Observer Viewpoint | Wednesday, October 13, 2004
The most important fact to notice about the political books which reach The New York Times bestseller list is that while they come from both ends of the political spectrum – never the center – they all have something in common. In every case it is possible to discern not just the book’s subject matter but also the author’s conclusions without opening the covers. Jack Huberman’s “The Bush Hater’s Handbook” must surely represent the limit-case, but Coulter’s Treason: Liberal Treachery from the Cold War to the War on Terrorism isn’t exactly cryptic. Dante, you will recall, put traitors in the ninth circle of Hell, closest to Lucifer.
These books are designed to be judged by their covers, allowing us to pick our politics a la carte. We don’t read to discover whether Bush is the anti-Christ – we know that he is – we just need to be reminded of the evidence, preferably in a large typeface and with plenty of bullet points. Or conversely, since we already know that everything that is wrong with America, and possibly everything that has ever gone wrong anywhere, is the result of the malevolent influence of liberals, it would be nice to be equipped with a knock-down argument for use with colleagues who stubbornly refuse to acknowledge Sen. Ted Kennedy’s responsibility for the 1989 San Francisco earthquake.
Many of these books are rich in facts and statistics. Not all of them are false, but they are all pre-screened. You are more likely to catch malaria in Boston than encounter a statistic which might cast the slightest doubt on the author’s views. We all know that it is possible, even easy, to mislead with statistics and facts ripped from their context, but chose to temporarily forget this when we read Coulter or Moore. To the facts and statistics of our opponents we respond with the refined skepticism of the ideologue, who sees only what he believes.
Partisanship is not the same thing as extremism, nor is it taking one’s own side in an argument. The defining feature of the partisan is that he subordinates, consciously or unconsciously, his judgment to the views of his party or faction. That is why George Orwell said that a writer cannot be a loyal member of any party. His support for a party cannot supersede his obligation to be honest with his reader or he will have betrayed his craft.
Paul Krugman, a professor of economics at Princeton, has written over 400 columns for The New York Times. Not once has he written a column in support of a Republican politician or policy.

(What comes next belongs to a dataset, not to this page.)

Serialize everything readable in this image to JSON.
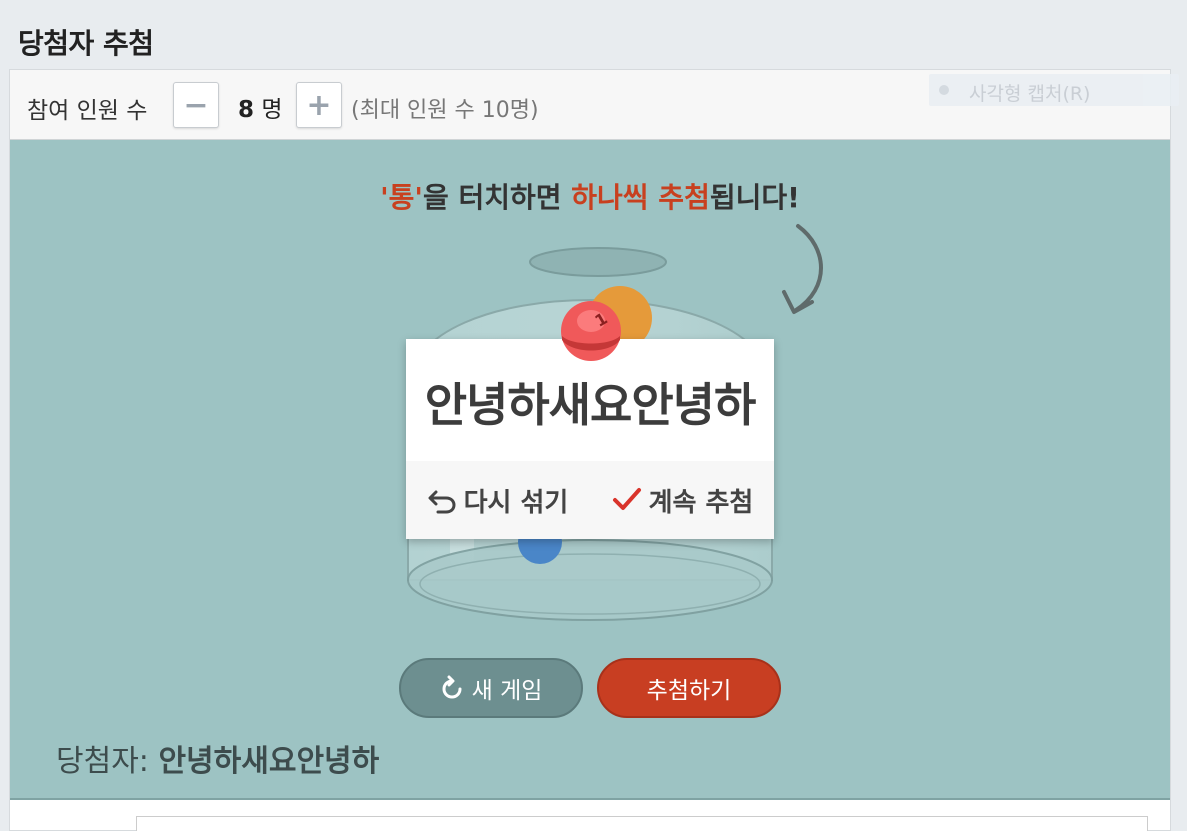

You can find less partisan Democrats in Congress.
In a representative democracy such as the United States – and, now, such as Afghanistan – citizens vote for whichever candidate or party they think is the best of those on offer. Since each party must seek to appeal to a variety of very different groups, often with differing interests and views, we should not expect to find a party that we can support unreservedly, just one that we think will be better than the others.
For many this vision of democracy is not enough to justify their emotional investment in the process. The appeal of partisanship is that by identifying a party’s cause with all that is good and just most easily achieved by thinking as little as possible about that party and focusing entirely on the sins of the other(s) – it makes it easier to see politics as a fight worth entering, or to justify time and effort already sacrificed.
But, as Orwell saw, the price of this unqualified loyalty is high. Krugman’s columns, collected under the unintentionally felicitous title, “The Great Unravelling,” are best read as a cautionary fable in which, week by week an extraordinarily talented economist – tipped by many as a future Nobel Laureate – slowly gives up his wit, his style, and his economic expertise for his cause.
In Monday’s New York Times, one of our own professors wrote an editorial in which he argued that if Catholics honestly examined the issues, they might return to their Democratic roots in the forthcoming election. I am not Catholic and shall offer no an opinion about whether a good argument could be made to support that claim, but the argument in the article did not even come close. Leaving aside a variety of other objections, the argument depended crucially on a misunderstanding of the Church’s teachings so elementary that it is hard to read it as anything other than a deliberate attempt to deceive the reader. Coming from an accomplished scholar, arguments that bad illustrate the true cost and final demand of partisanship: the mortification of the intellect.
Peter Wicks is a graduate student in the philosophy department. He is not eligible to vote in the forthcoming election and prefers not to endorse either candidate. He can be contacted at firstname.lastname@example.org.
The views expressed in this column are those of the author and not necessarily those of The Observer.